The news that Hope College TRIO Upward Bound had again received federal funding — continuing a streak unbroken since the program began in 1968 — was definitely welcome, but when the news arrived the staff was especially focused on final preparations for the program’s soon-to-begin summer session (June 19 – July 28).
Hope College TRIO Upward Bound seeks to generate the skills and motivation necessary for success in education beyond high school among students from low-income and first-generation families who have the potential to pursue a college education but may lack adequate preparation or support. The new grant from the U.S. Department of Education, which totals $378,121, goes into effect starting June 1, 2018, and will provide support through May 2023.
This summer’s theme is the “The Land of TRIO: The UB Way,” based on the yellow brick road the characters travel in the Wizard of Oz. It emphasizes helping students with their journey whether smooth or rough.
“Your road to success is going to be paved with both failures and successes, and Upward Bound’s goal is to provide you with the tools to cope with both, and to prepare for success in college,” said Elizabeth Colburn, director of Hope College Upward Bound.
Beyond the roadway metaphor, Colburn sees in the familiar Oz story a mirror in the central characters’ growth. Students will start out with varying degrees of confidence, but across their travels and by working together they learn to overcome obstacles and develop and demonstrate the abilities that help them reach their goals.
“In reality the characters in Oz had what they needed all along,” Colburn said. “They just didn’t think that they did.

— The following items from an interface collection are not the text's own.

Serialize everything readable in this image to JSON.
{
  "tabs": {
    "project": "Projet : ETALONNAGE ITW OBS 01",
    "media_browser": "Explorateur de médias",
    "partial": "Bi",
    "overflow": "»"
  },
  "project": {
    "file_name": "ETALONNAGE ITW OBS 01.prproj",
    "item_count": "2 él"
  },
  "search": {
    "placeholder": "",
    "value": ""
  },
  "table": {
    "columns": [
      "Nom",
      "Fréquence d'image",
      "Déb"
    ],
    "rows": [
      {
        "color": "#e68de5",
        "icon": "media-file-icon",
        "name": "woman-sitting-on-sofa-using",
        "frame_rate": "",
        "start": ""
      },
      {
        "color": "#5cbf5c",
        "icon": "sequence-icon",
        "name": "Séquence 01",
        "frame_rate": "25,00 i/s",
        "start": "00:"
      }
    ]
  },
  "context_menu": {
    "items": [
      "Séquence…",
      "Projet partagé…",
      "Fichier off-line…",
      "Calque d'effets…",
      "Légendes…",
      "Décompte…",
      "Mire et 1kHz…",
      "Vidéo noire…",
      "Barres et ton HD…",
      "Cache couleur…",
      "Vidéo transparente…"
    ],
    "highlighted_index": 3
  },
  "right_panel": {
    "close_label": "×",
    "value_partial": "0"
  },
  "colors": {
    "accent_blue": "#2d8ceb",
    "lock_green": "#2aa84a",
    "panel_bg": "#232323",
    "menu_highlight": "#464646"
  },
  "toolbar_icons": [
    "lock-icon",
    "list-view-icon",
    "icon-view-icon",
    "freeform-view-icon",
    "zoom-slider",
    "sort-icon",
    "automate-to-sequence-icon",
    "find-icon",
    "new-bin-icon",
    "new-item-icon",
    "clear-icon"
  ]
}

Our students have what they need, too. They just need to develop it and believe in it.”
The program enrolls 90 students each year from the Holland, West Ottawa and Fennville school districts. Since it began, more than 2,000 students have participated. The program’s success rate in enrolling students in post-secondary institutions averages between 85 and 90 percent. On average, 81 percent of the students who entered post-secondary institutions in the last five years are still enrolled or have graduated.
While the focus of Upward Bound is on academic advising and support, the program also continually offers personal and career advising as well as involvement in cultural and recreational activities.
Throughout the academic year, students come to Hope a minimum of twice a week to receive help in their high school subjects from Hope College tutors. One Friday or Saturday per month, the students meet for three hours to attend workshops on topics such as goal-setting, decision- making, the college search process, career awareness, financial literacy, and time management. A senior seminar, which meets once a week, helps seniors with the college admission and financial aid process, as well as scholarship research and applications. Several ACT/SAT test preparation workshops are held throughout the year.
The six-week summer residential program on the Hope campus exposes students to the academic and social world of college. Students live in a residence hall, attend classes, work in grade-level teams on project based learning (PBL) that apply what they are learning, and participate in career classes, internships, and college visits. Evenings are set aside for study sessions and social and cultural activities.
In addition to the structured academic and social activities, the Upward Bound students also volunteer for community projects, such as watershed clean-up and visiting with the elderly at senior living facilities. They also provide rest stops for the Holland 100 bike tour each summer in order to raise money for their cultural enrichment and college scholarship funds.
Nationwide, TRIO Upward Bound began as part of President Lyndon B. Johnson’s War on Poverty with the Educational Opportunity Act of 1964.
Hope College TRIO Upward Bound is one of the oldest continuous Upward Bound programs in the country. It has been administered since its inception through Hope, which provides support beyond the federal funding. In addition, 40 to 50 Hope students work with the program throughout the year as tutors, office assistants and van drivers. Hope College TRIO Upward Bound also receives financial support from the Greater Ottawa County United Way.
The Hope program operates as part of a network of programs at the college focused on enhancing young students’ educational attainment. The Children’s After School Achievement (CASA) and Step Up programs provide academic and cultural enrichment for at-risk first- through fifth-grade students and middle-school students respectively.